It’s a scheme that’s gaining popularity lately, with the perpetrator often posing as a young girl or boy looking for boys 14 to 17 years old, said Jeffrey R. Downey, special agent in charge of the FBI El Paso Field Office.
Some of the so-called “sextortion” cases the FBI has run across lately involve a single offender that may have coerced hundreds of boys around the world.
“This is an increased crime that we’re starting to see, not only in El Paso, but nationwide. We’ve seen about a 200 percent increase in ‘sextortion’ crimes in our area of responsibility,” Downey said.
“Sextortion” has been around for many years. Victims often are young women, but now extortionists and sexual predators are going after underage males – some as young as 7.
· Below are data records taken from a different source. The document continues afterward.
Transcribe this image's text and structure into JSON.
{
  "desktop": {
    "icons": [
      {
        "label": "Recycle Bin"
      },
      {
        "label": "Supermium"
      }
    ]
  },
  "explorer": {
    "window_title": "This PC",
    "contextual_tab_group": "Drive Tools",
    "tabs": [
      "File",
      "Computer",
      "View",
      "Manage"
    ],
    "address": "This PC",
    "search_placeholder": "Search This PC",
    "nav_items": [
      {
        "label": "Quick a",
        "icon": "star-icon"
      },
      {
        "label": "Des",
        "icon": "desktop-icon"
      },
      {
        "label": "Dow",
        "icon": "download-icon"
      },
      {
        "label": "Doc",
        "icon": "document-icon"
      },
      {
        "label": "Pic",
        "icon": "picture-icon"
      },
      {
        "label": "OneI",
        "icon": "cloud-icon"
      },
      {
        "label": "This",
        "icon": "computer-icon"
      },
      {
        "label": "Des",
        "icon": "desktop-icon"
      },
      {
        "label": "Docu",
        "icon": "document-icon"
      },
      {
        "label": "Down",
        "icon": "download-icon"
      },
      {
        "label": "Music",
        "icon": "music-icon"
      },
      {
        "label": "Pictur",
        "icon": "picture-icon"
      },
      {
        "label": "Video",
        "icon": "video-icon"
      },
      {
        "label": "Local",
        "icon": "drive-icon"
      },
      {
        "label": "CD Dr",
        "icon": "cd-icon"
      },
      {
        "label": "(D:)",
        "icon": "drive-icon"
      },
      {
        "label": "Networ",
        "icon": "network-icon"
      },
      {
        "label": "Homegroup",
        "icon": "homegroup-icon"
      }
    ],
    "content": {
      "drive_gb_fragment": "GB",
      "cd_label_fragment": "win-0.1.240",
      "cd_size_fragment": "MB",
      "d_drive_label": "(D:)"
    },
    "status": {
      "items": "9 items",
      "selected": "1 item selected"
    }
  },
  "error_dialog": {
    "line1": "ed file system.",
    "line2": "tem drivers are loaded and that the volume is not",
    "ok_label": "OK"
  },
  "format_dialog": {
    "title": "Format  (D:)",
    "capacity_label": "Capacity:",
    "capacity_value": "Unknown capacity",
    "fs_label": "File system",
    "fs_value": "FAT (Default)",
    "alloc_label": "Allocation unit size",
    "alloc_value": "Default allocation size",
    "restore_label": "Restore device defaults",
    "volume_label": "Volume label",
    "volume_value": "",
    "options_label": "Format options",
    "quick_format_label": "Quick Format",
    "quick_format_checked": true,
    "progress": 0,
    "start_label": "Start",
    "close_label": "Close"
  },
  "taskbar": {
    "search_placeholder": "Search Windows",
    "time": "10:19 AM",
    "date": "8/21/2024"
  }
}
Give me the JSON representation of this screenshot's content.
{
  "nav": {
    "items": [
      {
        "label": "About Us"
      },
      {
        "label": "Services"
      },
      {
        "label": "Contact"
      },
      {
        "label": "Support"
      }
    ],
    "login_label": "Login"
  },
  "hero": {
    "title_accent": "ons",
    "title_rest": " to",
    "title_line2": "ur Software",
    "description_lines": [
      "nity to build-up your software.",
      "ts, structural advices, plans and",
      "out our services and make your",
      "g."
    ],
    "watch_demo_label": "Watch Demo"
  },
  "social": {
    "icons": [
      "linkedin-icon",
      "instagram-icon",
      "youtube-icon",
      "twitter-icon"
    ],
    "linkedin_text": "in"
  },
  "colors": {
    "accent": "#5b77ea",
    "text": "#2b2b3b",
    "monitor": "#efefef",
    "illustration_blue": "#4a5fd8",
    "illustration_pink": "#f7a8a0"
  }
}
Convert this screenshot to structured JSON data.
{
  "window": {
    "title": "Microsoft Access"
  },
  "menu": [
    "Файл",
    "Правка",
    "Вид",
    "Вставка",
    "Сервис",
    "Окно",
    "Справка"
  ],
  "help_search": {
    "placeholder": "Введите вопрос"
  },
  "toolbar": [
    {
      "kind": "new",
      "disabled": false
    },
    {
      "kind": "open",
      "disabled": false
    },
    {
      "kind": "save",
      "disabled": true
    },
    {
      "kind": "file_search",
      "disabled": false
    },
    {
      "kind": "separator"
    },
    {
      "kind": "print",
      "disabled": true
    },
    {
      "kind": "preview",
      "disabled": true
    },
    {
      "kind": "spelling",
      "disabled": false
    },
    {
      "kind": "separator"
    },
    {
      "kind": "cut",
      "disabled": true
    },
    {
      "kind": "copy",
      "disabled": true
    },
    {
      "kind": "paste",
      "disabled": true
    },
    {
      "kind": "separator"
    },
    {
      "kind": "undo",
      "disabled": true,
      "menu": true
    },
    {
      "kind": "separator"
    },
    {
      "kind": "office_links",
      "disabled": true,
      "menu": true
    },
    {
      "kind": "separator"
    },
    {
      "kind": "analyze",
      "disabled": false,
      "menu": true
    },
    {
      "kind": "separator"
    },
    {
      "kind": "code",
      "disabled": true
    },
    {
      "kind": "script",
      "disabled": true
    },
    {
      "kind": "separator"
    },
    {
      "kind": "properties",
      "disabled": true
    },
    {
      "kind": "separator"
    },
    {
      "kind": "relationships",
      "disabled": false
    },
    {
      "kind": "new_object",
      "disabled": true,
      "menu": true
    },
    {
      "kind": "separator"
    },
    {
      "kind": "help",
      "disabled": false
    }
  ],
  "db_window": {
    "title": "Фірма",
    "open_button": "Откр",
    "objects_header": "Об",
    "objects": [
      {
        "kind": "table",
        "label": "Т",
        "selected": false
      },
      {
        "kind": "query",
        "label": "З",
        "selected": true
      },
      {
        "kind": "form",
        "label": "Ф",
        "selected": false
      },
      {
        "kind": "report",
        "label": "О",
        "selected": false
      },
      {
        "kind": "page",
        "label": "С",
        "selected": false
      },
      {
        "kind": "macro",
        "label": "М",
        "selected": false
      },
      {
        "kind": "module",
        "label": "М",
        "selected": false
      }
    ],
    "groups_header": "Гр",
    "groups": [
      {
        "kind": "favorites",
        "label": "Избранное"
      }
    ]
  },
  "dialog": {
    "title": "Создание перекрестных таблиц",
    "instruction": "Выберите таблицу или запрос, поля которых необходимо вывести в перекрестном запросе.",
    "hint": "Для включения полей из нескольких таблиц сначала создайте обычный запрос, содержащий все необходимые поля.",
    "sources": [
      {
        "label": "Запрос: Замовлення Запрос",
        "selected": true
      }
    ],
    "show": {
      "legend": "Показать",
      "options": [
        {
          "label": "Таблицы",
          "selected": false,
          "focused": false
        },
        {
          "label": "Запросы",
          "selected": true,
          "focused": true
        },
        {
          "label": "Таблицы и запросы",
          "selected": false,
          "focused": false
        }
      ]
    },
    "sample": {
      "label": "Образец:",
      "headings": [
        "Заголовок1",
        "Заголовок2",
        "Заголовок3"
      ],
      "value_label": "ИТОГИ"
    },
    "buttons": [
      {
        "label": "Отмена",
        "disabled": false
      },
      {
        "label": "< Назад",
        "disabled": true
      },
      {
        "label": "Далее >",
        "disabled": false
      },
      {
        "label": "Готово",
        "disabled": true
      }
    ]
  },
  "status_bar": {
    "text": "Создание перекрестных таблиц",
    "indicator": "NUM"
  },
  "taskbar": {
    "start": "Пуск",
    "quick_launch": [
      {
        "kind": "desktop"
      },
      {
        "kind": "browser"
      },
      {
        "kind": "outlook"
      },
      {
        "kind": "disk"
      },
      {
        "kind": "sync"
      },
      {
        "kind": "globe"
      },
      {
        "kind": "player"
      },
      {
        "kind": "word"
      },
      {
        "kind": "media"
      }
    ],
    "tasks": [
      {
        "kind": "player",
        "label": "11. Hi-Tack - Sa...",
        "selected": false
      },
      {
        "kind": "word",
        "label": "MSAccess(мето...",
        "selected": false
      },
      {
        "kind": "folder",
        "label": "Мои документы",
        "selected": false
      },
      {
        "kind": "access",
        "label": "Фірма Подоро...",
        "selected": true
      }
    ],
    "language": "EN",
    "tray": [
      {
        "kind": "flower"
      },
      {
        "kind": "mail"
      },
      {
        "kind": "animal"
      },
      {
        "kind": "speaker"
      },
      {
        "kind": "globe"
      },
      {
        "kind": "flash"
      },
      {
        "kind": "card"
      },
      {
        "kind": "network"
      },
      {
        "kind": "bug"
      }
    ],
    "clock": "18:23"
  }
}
“They’re befriended by an adult who portrays himself as being the same age and builds a relationship with them,” Downey said. “In time, they get them to go to a different social media platform (where) they start to ask the children to make sexually explicit videos or take photos of them. And the children will do that because they think they’re talking to someone their age.”
Using the initial images as a bargaining tool, the adult pushes the child to further engage in the explicit activity. “If they don’t do it, they threaten the child that the photos will be released to their friends, their families and other people on social media, which obviously has a huge impact on the mental health of the child,” Downey said.
The FBI says the predators sometimes operate from foreign countries; their ransom consists of small amounts of money or gift cards the child might get from his parents. The distance sometimes is a hurdle in catching these criminals, but the main obstacle is the child keeping quiet.
“The most difficult thing is getting victims to come forward to identify the (perpetrator). It’s always a challenge because people are able to mask themselves, but we as the FBI have had great success in identifying and bringing these perpetrators to justice,” Downey said. “
The boys may feel embarrassed, may not know who to turn to, so that’s where parents come in, the FBI says. Depression, withdrawal and other changes in children’s behavior are some of the signs parents should monitor for.
“It’s important for parents […] to have good dialogue with their children, to try to identify what may be going on,” Downey said. “The other thing is parents talk to them about the threats that are online but also be able to monitor social media activity.”
The FBI said its agents strive to treat minors whose pornographic images appear online as victims, especially because sometimes they didn’t know they were recorded.
“I think it’s important to stress that the child is not in trouble. The only ways we can solve these cases is to have the victims come forward,” Downey said. “If somebody feels they are a victim of ‘sextortion,’ the FBI has a lot of resources not only to investigate the case but also to help the victims.”
To report sex crimes against children, call your local police at 911, the FBI at 1-800-CALL-FBI or visit https://tips.fbi.gov/